When an Ajax, Ontario woman’s daughter was dying of cancer a couple of years ago, she happened to stop by a local Salvation Army Thrift Store. The hospital staff suggested she visit the store, just to get out, and noted how wonderful the store staff could be. It was at the store that she met some people who saved her life, the woman says.

In her distraught condition, knowing her daughter didn’t have long to live, the woman was deeply encouraged by the kind and joyful spirits of the people who worked at the thrift store and took a sincere interest in her story. She ended up visiting the store regularly over the coming weeks during her daughter’s hospital stay, finding deep solace in the attention and kindness that people who worked there bestowed on her.

She was surprised and delighted when, after missing a few trips to the store, she was paid a visit by the store manager at the hospital, who wanted to ensure she was okay.

When her daughter passed away one Thursday morning, the woman found herself driving to the store to find comfort. She wasn’t surprised later to find a bouquet of flowers at the funeral from the store team.

“The Salvation Army has saved many people and I want you to know it saved me too,” the woman writes in a thank you letter to the organization.

Salvation Army director of the National Recycling Operations of the Salvation Army John Kershaw shares this story as one of many showing the “phenomenal” culture that is at work across the organization’s thrift stores.

It is one that is characterized by a deep sense of mission as team members relate to the broader community. That sense of purpose is also present in how team members help steward the environment through the recycling efforts that are at the heart of the stores’ work. It’s also exists in how they run the stores as businesses.

There are about 300 Salvation Army Thrift Stores across Canada. Nearly half are run by the National Recycling Operations and the rest by the Salvation Army churches.

In the past three to five years, John and his team have invested significantly in leadership development, created a new strategy and integrated operations to form a national organization from what was a regionally divided, disperse organization. The National Recycling Operations senior leadership team of four has worked closely with Charles Holmes, whom they consider a true member of team in the fullest sense of the word, to effect these changes.

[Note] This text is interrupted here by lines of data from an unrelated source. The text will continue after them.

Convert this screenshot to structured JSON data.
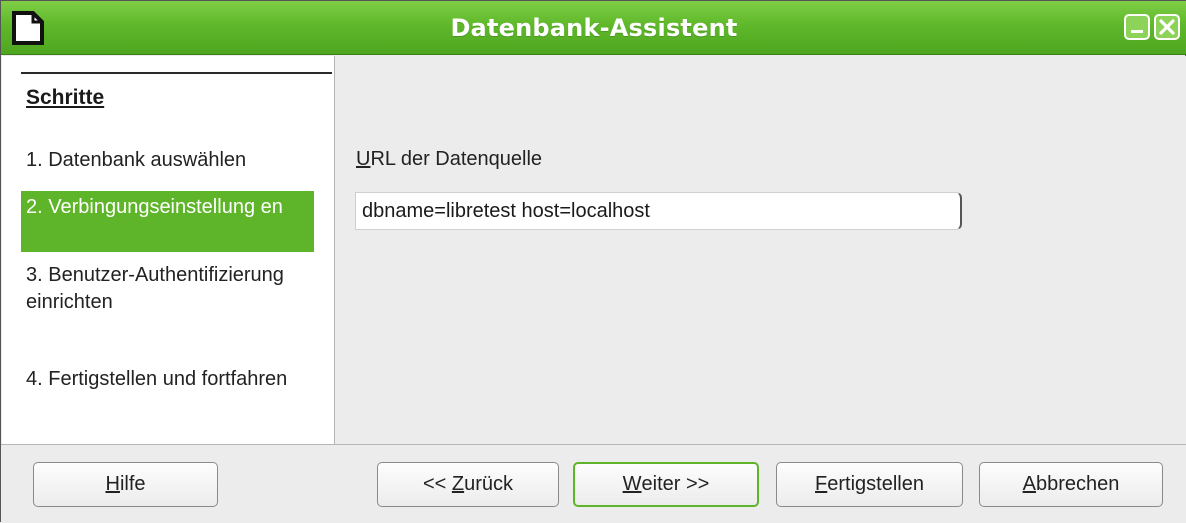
{
  "window": {
    "title": "Datenbank-Assistent"
  },
  "steps": {
    "heading": "Schritte",
    "items": [
      {
        "label": "1. Datenbank auswählen",
        "active": false
      },
      {
        "label": "2. Verbingungseinstellung en",
        "active": true
      },
      {
        "label": "3. Benutzer-Authentifizierung einrichten",
        "active": false
      },
      {
        "label": "4. Fertigstellen und fortfahren",
        "active": false
      }
    ]
  },
  "form": {
    "url_label_accel": "U",
    "url_label_rest": "RL der Datenquelle",
    "url_value": "dbname=libretest host=localhost"
  },
  "buttons": {
    "help": {
      "accel": "H",
      "rest": "ilfe"
    },
    "back": {
      "prefix": "<< ",
      "accel": "Z",
      "rest": "urück"
    },
    "next": {
      "accel": "W",
      "rest": "eiter >>"
    },
    "finish": {
      "accel": "F",
      "rest": "ertigstellen"
    },
    "cancel": {
      "accel": "A",
      "rest": "bbrechen"
    }
  },
  "colors": {
    "accent": "#5fb52a",
    "titlebar": "#5fb82a"
  },
  "icons": [
    "app-icon",
    "minimize-icon",
    "close-icon"
  ]
}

At the core of these changes has been a culture shaping effort they’ve branded Good Works@Work. The effort has focused on creating the awareness and conditions for team members to do “good work” in all they do through and on behalf of the Salvation Army.

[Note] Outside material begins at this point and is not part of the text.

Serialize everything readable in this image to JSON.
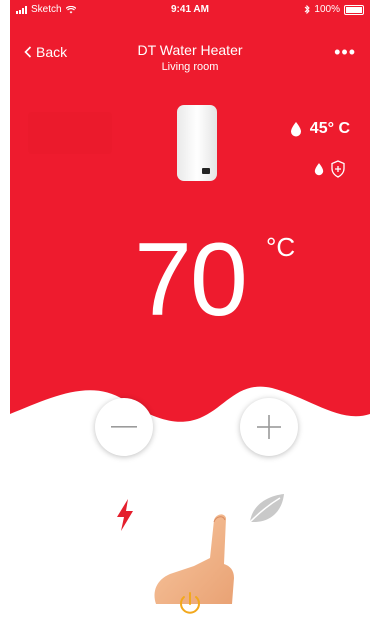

As one part of this, there are four specific initiatives that provide an opportunity for team members, as well as others, to give back to the community. In May, for example, the stores fundraise to send children to Salvation Army summer camps. In the 2013-2014 year, they were able to bring new experiences to 332 children by raising $73,068 to send them to camp.

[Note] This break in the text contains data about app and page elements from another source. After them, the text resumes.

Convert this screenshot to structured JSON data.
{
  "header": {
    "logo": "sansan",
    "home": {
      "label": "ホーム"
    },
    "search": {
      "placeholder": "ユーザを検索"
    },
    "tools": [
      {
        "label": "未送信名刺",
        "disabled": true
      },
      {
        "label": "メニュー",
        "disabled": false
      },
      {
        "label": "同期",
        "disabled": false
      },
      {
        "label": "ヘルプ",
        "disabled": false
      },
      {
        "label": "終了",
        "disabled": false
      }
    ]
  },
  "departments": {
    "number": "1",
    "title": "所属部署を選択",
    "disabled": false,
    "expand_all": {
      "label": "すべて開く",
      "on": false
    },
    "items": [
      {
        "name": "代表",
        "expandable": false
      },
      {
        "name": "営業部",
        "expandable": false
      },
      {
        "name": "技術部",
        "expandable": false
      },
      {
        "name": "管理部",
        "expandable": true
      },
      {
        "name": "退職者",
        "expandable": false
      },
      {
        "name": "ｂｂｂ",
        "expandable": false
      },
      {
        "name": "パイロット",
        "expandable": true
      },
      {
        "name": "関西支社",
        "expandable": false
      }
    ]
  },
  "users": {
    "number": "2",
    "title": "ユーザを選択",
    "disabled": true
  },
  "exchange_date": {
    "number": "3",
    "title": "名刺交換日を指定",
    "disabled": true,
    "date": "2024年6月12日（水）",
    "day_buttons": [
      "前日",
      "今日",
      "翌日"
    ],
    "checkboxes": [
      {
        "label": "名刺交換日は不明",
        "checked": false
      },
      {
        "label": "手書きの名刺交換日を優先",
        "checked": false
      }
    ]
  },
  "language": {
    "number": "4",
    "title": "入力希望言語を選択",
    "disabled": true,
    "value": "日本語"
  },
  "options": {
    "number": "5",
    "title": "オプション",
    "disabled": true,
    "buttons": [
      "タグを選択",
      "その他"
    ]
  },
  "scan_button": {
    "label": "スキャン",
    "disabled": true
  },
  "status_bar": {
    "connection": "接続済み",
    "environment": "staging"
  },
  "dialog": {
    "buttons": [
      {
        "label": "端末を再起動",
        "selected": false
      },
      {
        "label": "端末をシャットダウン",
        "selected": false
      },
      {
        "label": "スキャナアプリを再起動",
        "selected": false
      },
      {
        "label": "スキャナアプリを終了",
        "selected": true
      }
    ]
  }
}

The Salvation Army Thrift Stores also responded jointly to a number of recent Canadian disasters. They collected $16,524.42 for High River Alberta flood relief and sent trailers of clothing to help. They also raised nearly $5,000 during the Lac Mégantic train derailment and acted as a donation depot.

The Salvation Army thrift store in High River, Alberta reopened five months after floods wreaked havoc on its interior.

The Salvation Army thrift store in High River, Alberta reopened five months after floods wreaked havoc on its interior.

But in addition to these joint initiatives, there’s significant encouragement for all team members to have this spirit and intention of “Good Works@Work” in all they say and do — as the story of the Ajax woman shows.

John also tells a story of a Hamilton man visiting a Salvation Army story on a bitterly cold night and trying on several coats before he walked out, wearing an appropriately sized coat — and without having paid for it. The team working that night, however, saw he was clearly in need and simply let him go.

The next morning the man returned to the store, dumped a pile of change out of his pockets on the store counter and told them he knew what he had done was wrong and he wanted to pay for the coat now.

“Most every other retailer in the country would have called the police, but we just said, ‘No, that person needs the coat more than we do’,” John says.

“Again, it’s all part of the culture we try to create, which is about everything from helping somebody out to their car to having a listening ear for a guest that might need to have a chat. It’s just about having that caring, compassionate culture.”

The Ajax woman certainly noticed that. “You look at people that work in stores and usually you are lucky to get a hello but in this store I got an escape from my grief,” she writes.

She goes on to note this is the kind of world she wants to live in, where strangers get concerned when you don’t come into their store, not because they’re missing the business but because they’re worried about you.

“What a blessing you have with these angels on Earth working with you,” she concludes.

“I am sure every organization and company can only hope to have such wonderful, caring staff work for them.”

— More to Come

Writer: Michelle Strutzenberger

Editor’s Note: Click here to read about Axiom News’ partnership with Charles Holmes Consulting and the intent of the stories in this series.